TASK TO COMPLETE: Each line below that contains the word "JSON" must be copied.
Top of RECORDS SUPPLIED
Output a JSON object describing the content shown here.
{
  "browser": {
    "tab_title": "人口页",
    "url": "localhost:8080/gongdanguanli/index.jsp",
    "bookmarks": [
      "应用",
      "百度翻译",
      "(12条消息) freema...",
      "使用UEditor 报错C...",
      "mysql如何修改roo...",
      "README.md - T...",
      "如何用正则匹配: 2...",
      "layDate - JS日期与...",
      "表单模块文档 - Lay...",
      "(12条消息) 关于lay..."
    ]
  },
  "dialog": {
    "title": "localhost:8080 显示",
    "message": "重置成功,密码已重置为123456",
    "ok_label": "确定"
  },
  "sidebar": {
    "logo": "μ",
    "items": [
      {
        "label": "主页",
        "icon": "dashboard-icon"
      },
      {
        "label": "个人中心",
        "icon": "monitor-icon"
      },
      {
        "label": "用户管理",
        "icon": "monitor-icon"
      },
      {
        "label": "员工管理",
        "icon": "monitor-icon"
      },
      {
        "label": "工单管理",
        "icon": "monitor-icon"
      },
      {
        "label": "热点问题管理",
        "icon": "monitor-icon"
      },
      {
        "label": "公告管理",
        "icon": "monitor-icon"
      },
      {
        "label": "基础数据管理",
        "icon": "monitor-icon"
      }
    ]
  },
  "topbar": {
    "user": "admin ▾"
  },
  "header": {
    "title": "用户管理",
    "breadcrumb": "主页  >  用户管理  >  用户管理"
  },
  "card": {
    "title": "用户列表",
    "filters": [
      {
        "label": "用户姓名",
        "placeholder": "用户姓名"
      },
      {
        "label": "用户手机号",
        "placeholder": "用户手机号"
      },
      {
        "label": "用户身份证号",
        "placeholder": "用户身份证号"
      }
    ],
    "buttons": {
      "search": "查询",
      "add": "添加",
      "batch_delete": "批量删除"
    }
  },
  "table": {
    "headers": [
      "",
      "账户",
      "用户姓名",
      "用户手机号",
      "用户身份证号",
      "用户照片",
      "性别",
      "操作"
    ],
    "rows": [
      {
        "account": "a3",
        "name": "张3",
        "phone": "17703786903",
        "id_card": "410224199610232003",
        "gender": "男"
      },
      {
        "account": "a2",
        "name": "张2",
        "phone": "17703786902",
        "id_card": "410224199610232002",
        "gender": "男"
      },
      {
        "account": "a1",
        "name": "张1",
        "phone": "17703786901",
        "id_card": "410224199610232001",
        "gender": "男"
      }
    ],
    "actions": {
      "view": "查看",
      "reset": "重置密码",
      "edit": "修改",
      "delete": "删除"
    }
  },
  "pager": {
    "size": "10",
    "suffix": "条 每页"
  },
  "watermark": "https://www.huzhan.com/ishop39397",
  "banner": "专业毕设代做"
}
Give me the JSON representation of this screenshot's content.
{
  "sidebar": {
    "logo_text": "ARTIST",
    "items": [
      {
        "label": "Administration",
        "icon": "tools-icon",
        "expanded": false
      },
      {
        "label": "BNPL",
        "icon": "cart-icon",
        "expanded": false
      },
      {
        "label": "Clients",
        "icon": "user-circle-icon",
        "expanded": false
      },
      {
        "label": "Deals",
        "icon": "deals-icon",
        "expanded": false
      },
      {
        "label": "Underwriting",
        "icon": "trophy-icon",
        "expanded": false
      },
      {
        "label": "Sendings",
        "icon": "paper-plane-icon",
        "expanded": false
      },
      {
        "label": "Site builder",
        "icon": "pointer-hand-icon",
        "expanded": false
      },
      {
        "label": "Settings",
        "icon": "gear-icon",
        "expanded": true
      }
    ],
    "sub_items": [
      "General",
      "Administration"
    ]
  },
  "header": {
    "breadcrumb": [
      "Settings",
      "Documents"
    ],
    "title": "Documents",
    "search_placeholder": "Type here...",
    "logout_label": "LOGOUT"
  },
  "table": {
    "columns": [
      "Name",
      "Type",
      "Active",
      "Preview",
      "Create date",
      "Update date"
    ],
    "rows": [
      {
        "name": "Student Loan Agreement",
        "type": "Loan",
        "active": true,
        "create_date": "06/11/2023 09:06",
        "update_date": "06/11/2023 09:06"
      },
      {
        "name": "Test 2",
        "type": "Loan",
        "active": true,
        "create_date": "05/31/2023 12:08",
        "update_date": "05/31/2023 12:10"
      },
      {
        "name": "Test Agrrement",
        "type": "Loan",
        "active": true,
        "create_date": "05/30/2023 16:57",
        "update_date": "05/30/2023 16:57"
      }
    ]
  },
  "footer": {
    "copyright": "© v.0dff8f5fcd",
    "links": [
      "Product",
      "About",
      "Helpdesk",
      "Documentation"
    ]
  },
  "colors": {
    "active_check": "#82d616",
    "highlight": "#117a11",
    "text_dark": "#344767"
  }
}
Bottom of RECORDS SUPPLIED
RESPONSE AREA:
Output a JSON object describing the content shown here.
Give me the JSON representation of this screenshot's content.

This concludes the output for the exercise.